:: Action item ::
Set down the line that has "Give me the" and each line beneath it, through the last line of the entries, exactly and with no others.

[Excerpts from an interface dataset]
┄┄┄┄┄┄

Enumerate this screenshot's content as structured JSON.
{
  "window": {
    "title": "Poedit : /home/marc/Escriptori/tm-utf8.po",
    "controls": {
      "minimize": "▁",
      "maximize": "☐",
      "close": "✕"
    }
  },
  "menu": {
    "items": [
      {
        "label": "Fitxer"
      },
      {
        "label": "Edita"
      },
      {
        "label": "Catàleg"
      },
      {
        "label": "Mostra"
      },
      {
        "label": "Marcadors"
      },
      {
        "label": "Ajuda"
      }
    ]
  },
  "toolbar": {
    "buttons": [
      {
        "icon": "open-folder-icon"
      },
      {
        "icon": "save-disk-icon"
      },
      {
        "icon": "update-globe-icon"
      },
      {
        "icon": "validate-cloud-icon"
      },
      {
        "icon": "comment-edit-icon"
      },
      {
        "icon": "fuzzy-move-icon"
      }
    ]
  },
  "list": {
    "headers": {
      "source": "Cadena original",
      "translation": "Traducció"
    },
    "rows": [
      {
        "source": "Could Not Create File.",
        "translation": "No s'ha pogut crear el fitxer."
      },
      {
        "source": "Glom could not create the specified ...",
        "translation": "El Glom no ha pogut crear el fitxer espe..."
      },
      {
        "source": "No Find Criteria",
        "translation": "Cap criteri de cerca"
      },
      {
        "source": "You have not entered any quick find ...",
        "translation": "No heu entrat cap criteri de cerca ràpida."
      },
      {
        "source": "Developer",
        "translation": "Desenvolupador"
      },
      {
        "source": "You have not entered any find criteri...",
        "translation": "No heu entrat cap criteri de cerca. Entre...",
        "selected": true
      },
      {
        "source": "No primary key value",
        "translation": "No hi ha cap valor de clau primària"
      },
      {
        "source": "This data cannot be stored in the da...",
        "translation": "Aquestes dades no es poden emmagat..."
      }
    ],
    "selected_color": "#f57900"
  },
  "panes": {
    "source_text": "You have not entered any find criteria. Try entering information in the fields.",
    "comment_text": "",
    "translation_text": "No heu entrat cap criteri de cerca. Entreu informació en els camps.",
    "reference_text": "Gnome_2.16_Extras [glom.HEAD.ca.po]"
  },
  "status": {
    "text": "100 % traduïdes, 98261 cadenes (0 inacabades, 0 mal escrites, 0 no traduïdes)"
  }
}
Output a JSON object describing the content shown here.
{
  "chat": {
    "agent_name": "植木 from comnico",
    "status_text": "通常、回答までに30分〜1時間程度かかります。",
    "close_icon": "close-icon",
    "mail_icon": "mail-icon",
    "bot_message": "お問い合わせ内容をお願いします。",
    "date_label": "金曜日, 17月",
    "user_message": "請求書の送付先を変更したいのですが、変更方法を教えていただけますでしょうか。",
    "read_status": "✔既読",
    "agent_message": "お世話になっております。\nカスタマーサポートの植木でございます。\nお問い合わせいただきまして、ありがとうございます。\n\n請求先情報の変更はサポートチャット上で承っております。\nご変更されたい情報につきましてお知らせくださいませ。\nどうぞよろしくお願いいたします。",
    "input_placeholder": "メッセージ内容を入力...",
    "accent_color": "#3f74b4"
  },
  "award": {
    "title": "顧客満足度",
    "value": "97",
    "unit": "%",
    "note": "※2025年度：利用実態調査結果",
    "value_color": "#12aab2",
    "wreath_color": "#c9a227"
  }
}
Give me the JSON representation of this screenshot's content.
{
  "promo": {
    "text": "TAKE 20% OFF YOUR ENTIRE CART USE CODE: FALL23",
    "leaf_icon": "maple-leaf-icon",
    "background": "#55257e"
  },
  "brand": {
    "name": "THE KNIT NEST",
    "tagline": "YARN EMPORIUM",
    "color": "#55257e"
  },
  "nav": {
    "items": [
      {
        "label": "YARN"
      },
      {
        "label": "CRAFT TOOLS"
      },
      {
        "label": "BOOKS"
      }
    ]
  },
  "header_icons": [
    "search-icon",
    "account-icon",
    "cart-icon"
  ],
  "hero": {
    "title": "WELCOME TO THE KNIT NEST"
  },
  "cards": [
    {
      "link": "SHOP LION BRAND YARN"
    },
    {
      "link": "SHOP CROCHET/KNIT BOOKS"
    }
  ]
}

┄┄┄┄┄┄

:: Exercise result ::
Give me the JSON representation of this screenshot's content.
{
  "promo": {
    "text": "TAKE 20% OFF YOUR ENTIRE CART USE CODE: FALL23",
    "leaf_icon": "maple-leaf-icon",
    "background": "#55257e"
  },
  "brand": {
    "name": "THE KNIT NEST",
    "tagline": "YARN EMPORIUM",
    "color": "#55257e"
  },
  "nav": {
    "items": [
      {
        "label": "YARN"
      },
      {
        "label": "CRAFT TOOLS"
      },
      {
        "label": "BOOKS"
      }
    ]
  },
  "header_icons": [
    "search-icon",
    "account-icon",
    "cart-icon"
  ],
  "hero": {
    "title": "WELCOME TO THE KNIT NEST"
  },
  "cards": [
    {
      "link": "SHOP LION BRAND YARN"
    },
    {
      "link": "SHOP CROCHET/KNIT BOOKS"
    }
  ]
}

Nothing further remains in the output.